We engage a professional thinking that she can do it in a better way than what we would do as an armature. Accordingly the architect, after a loooong discussion with us, finally planed the window and give right drawing to the fabricator. But when he delivered the window it was not as we wanted and as planned by the architect. When I questioned about the Contractor said, ‘yes, the architect gave correct drawing but our boys didn’t understand it properly. We will correct once you fix the window.’ But as he promised the contractor didn’t send any one to correct the mistake. So after a week, when we were about to fix the window, again when I called him that time he said, ‘though the architect gave us a specific drawing, yet we thought that for such a big size window it won’t fit well and hence we changed the window opening as we thought would be best for it’.
Now my question is: First the Contractor said that his boys didn’t understand the drawing and have done the mistake. Later contradicting himself he said that as the drawing and design of the architect won’t suit to the window he changed it. Then what is the use of engaging an architect? Who to decide whether a particular opening will look nice or not? We wanted the window in a particular way so that we can fix the emblem of Gurukulam at the centre. But the contractor, even after telling that we have to fix the emblem at the centre, make changes as he wishes. When I questioned, over phone he said, ‘you should have discussed these things with me so that we can fabricate the window according to your need and desire.’ But when he came to see me a month before, I took a paper and even draw where the emblem will come and how I want the widow opening etc. And that time I told him very clearly, ‘though this is my plan, yet what the Architect says is the final one and she alone holds the final authority in deciding the drawings and design’. I even went a step ahead and said, ‘whatever she says is the Gospel truth for us regarding the construction’ Now, as we (I) cannot do a job with professional skill we take the help of the architect. But the Contractor says that I should have discussed with him to have the windows as I wanted it. Then what is the role of the architect here? Of course the architect understanding my need exactly planned and gave the drawing as I wanted, but the contractors ignoring it, makes his own changes.
Due to commercialization, keeping the interest of the customers is slowly disappearing. Starting from the darshan in a temple, outsourcing even saying prayer in a church1, education which was once considered a noble service, the spirit of commercialization depriving the dharma which should be the pivot on which our life should revolve. Well anyone can make money, but the disappointment and lack of satisfaction of the customer will remain a permanent irritation—particularly in structures which cannot be changed often.
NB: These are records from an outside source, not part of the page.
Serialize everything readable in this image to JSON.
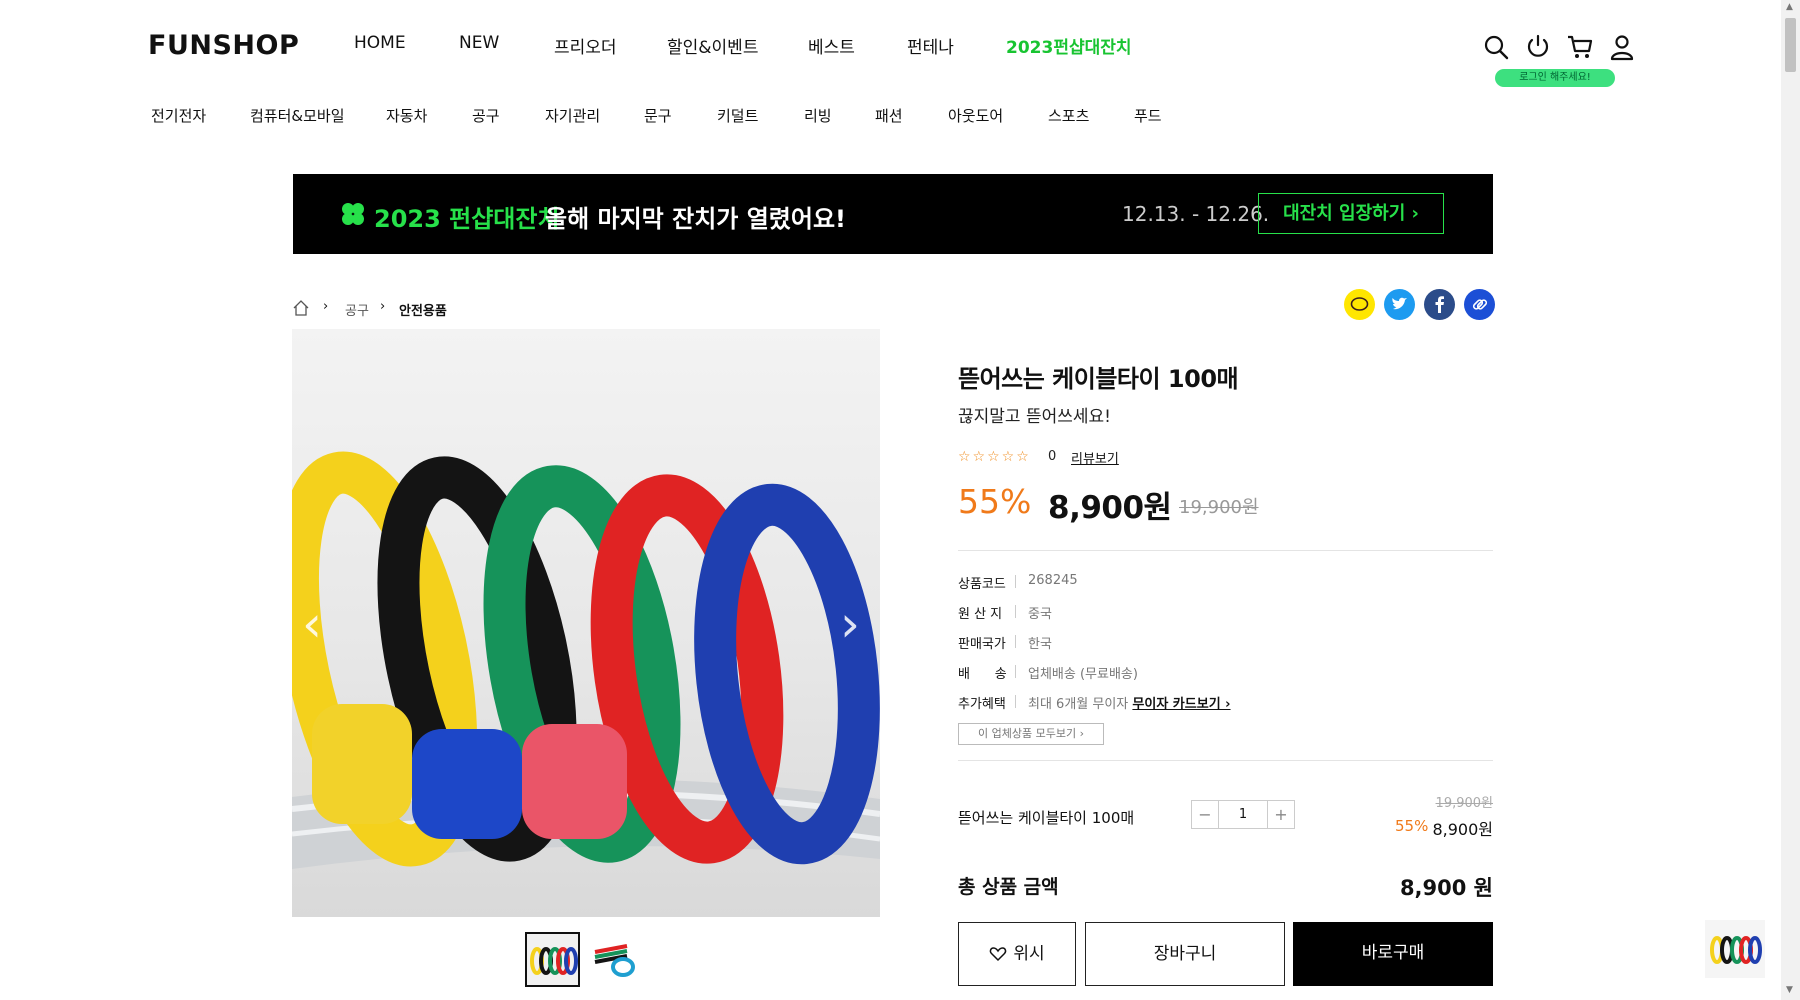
{
  "header": {
    "logo": "FUNSHOP",
    "gnb": [
      "HOME",
      "NEW",
      "프리오더",
      "할인&이벤트",
      "베스트",
      "펀테나",
      "2023펀샵대잔치"
    ],
    "login_tip": "로그인 해주세요!",
    "icons": [
      "search-icon",
      "power-icon",
      "cart-icon",
      "user-icon"
    ]
  },
  "categories": [
    "전기전자",
    "컴퓨터&모바일",
    "자동차",
    "공구",
    "자기관리",
    "문구",
    "키덜트",
    "리빙",
    "패션",
    "아웃도어",
    "스포츠",
    "푸드"
  ],
  "banner": {
    "title": "2023 펀샵대잔치",
    "text": "올해 마지막 잔치가 열렸어요!",
    "date": "12.13. - 12.26.",
    "button": "대잔치 입장하기 ›"
  },
  "breadcrumb": [
    "공구",
    "안전용품"
  ],
  "product": {
    "title": "뜯어쓰는 케이블타이 100매",
    "subtitle": "끊지말고 뜯어쓰세요!",
    "stars": "☆☆☆☆☆",
    "review_count": "0",
    "review_link": "리뷰보기",
    "discount": "55%",
    "price": "8,900원",
    "original_price": "19,900원",
    "info": [
      {
        "key": "상품코드",
        "value": "268245"
      },
      {
        "key": "원 산 지",
        "value": "중국"
      },
      {
        "key": "판매국가",
        "value": "한국"
      },
      {
        "key": "배      송",
        "value": "업체배송 (무료배송)"
      },
      {
        "key": "추가혜택",
        "value": "최대 6개월 무이자"
      }
    ],
    "card_link": "무이자 카드보기 ›",
    "seller_button": "이 업체상품 모두보기 ›"
  },
  "option": {
    "name": "뜯어쓰는 케이블타이 100매",
    "quantity": "1",
    "original_price": "19,900원",
    "discount": "55%",
    "price": "8,900원"
  },
  "total": {
    "label": "총 상품 금액",
    "value": "8,900 원"
  },
  "buttons": {
    "wish": "위시",
    "cart": "장바구니",
    "buy": "바로구매"
  },
  "colors": {
    "accent_green": "#27e14a",
    "discount_orange": "#f07a1a"
  }
}
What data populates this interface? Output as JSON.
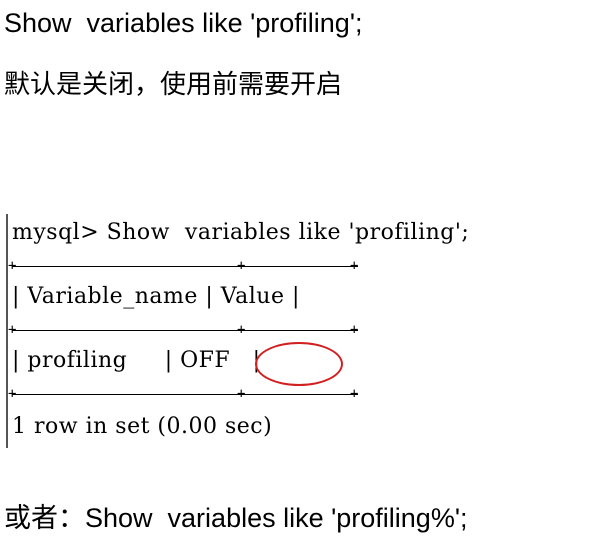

For example, due to the mistake of the contractor, the top portion of the dhyanamandapa looked like a tent than a temple—as I wished to have. Now as it cannot be altered, we have to live with this structure with a permanent irritation about the contractor.
Well making a living exploiting the need and compulsion of customers is the religion of any contractors and we cannot expect high standard of morality from them. I am not talking any idealism of a perfect Contractor here. As I often say (to the labors) I never expect them to be faithful to the money which we give for their service, but they should at least not make any loss for us. But most of the contractors often do it, leaving a permanent irritation in our mind whenever we look that damage in the construction.
Dayanand Bharati, Gurukulam, January 4, 2010.
1. …Catholic priests in the USand Canadasend prayer requests to their Indian counterparts. One can have a thanksgiving prayer said for Rs 40 (roughly a dollar) in an Indian church, whereas in an American church it would cost five times that amount.[Saritha Rai, ‘Prayers Outsourced to India; and ‘US Kids Outsource Homework to India’, both originally published in The New York Times, reprinted in The Asian Age, 14 June 2004 and 11 September 2005]— Ramchandra Guha, India After Gandhi: The History of the World’s Largest Democracy, London, Picador, 2007, p.698